Case in point: a friend of a close friend spent time skiing, running, and sharing meals with my friend all the way up to about a couple of weeks before she took overdosed in a hotel room. Her suicide note indicated that she had been planning her suicide for some time, but her friends and family were shocked. The months before her suicide had been filled with smiley-faced pictures of herself traveling around the world, a brief but intense romance, and dreams of the future. At her wake, the guests were still in a state of shock and grief, and to this day, I am sometimes haunted by her vibrancy and verve.
During the years of her struggle with depression, she had done what so many others do: they fight it, they get professional help, they try to live life the best they can, and when there are moments when the depression lifts, they go on vacations, eat and drink, fall in love, and struggle on. Those momentary lifts do not mean the depression is over and done with. Clinicians understand that a lift in depression can also be a time when a severely depressed person has just enough energy to plan a thoughtfully executed suicide.
While the insurer of Natalie Blanchard claims they did not terminate her disability benefits based on her Facebook status updates and photos, they are not denying that these updates and photos were viewed. What should you learn from this?
1. Insurers can and do look at your Facebook status updates and photos, and you cannot legally stop them from this practice. They have the right to search for evidence of fraud or foul practice. Any business can do the same thing. In January 2010, Mark Zuckerberg declared to the world that privacy in the online age was over.
3. Educate your physician’s office. If you are using insurance benefits for your healthcare and need special coverage based on a medical condition, discuss with your doctor your concerns. Your doctor should be directly contact anytime your benefits are increased, decreased, or terminated based on your medical condition.
4. Take a moment to consider what it is you are sharing on Facebook, Twitter, and other Social Media platforms every time you type.
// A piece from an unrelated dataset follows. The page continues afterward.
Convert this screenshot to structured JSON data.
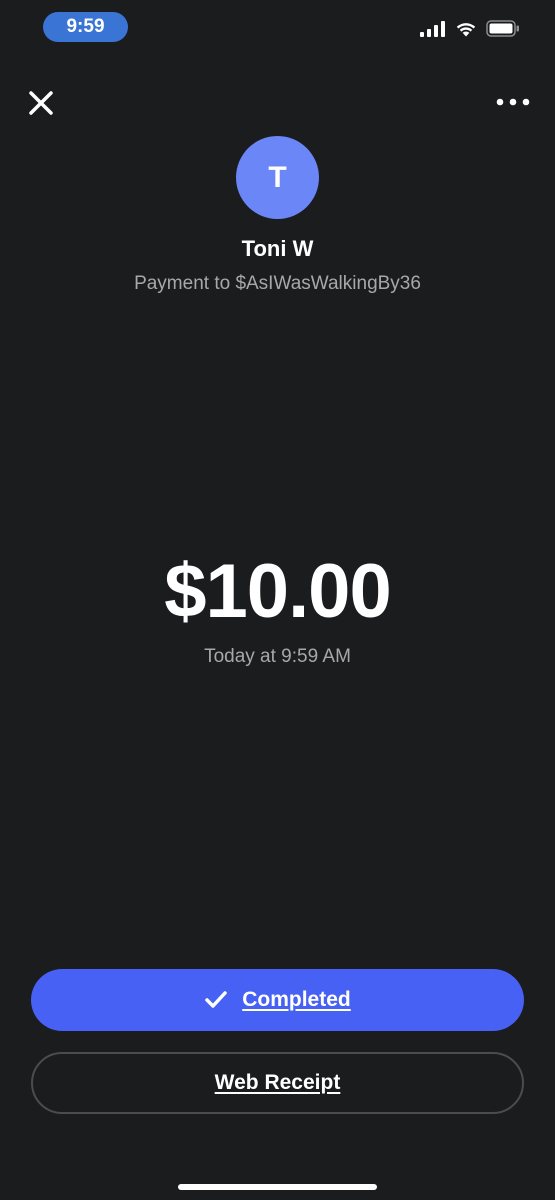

Notice what ads come up on your page when you type in keywords like cancer. At minimum, bots crawl your pages and emails on certain platforms, using keywords to generate ads that are sent to you. Test this: mention that you’re watching your weight, and see how many ads come up for everything from P90x to weight loss yoga. In a similar way, insurers can sift through your public posts to see what you’re broadcasting, and this can be used as evidence against you in a similar way lawyers are using this for divorce cases and employers are using it when interviewing a potential candidate for hire.
This post is not about scaring the bajesus out of you. It’s about educating users so that you can enjoy the best that the Internet has to offer while protecting your best interests. Now go: Skype, text, update, and post your photos. Only be careful, and if you’re not sure how something will be construed, save it for your private enjoyment.
For another link to the story about Natalie Blanchard’s case, take a look at this law blog.
Most people know when they feel “the blues”. But do you know the difference between depression and the blues?
“The Blues” are likely situational and temporary in nature. You notice almost immediately that there is a change in how you feel, and there is an explainable “trigger”, such as temporary stress related to a project at work you don’t like, the death of a beloved pet, or dear friend has moved far away. Depression may be more subtle, longer in duration, and may include other confusing symptoms, such as anxiety and suicidal thoughts, that takes many people by surprise.
According to helpguide.org, the most common symptoms of depression are: